Brief>
Gather from the material every line that contains the string "your".

* * * * * * *

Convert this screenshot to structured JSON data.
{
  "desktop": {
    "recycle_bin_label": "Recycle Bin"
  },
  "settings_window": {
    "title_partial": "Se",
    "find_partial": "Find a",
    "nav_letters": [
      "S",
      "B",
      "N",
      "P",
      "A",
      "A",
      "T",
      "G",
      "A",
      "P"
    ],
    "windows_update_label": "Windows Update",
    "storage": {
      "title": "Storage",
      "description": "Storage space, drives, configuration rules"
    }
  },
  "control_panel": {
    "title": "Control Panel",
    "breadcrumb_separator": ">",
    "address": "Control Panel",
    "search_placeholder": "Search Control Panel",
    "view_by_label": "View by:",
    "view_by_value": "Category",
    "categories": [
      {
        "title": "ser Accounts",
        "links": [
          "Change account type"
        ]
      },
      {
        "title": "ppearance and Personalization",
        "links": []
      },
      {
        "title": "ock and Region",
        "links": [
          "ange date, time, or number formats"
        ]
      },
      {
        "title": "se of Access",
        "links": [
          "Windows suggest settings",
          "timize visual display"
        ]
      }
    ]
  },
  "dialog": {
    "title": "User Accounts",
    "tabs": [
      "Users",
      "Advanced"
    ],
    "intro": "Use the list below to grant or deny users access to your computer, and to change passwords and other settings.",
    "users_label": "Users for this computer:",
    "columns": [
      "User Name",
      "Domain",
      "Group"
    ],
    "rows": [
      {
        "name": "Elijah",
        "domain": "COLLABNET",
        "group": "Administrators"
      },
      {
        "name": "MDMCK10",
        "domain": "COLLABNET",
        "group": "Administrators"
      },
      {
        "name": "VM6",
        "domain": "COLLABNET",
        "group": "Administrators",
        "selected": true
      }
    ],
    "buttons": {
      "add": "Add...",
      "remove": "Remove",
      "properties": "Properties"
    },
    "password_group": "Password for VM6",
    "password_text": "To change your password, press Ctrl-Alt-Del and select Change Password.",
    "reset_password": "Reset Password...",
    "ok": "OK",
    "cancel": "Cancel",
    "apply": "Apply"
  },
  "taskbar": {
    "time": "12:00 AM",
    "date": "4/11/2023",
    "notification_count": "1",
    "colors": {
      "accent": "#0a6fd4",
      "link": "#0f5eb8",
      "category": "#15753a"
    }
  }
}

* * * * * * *

The completed task>
    "intro": "Use the list below to grant or deny users access to your computer, and to change passwords and other settings.",
    "password_text": "To change your password, press Ctrl-Alt-Del and select Change Password.",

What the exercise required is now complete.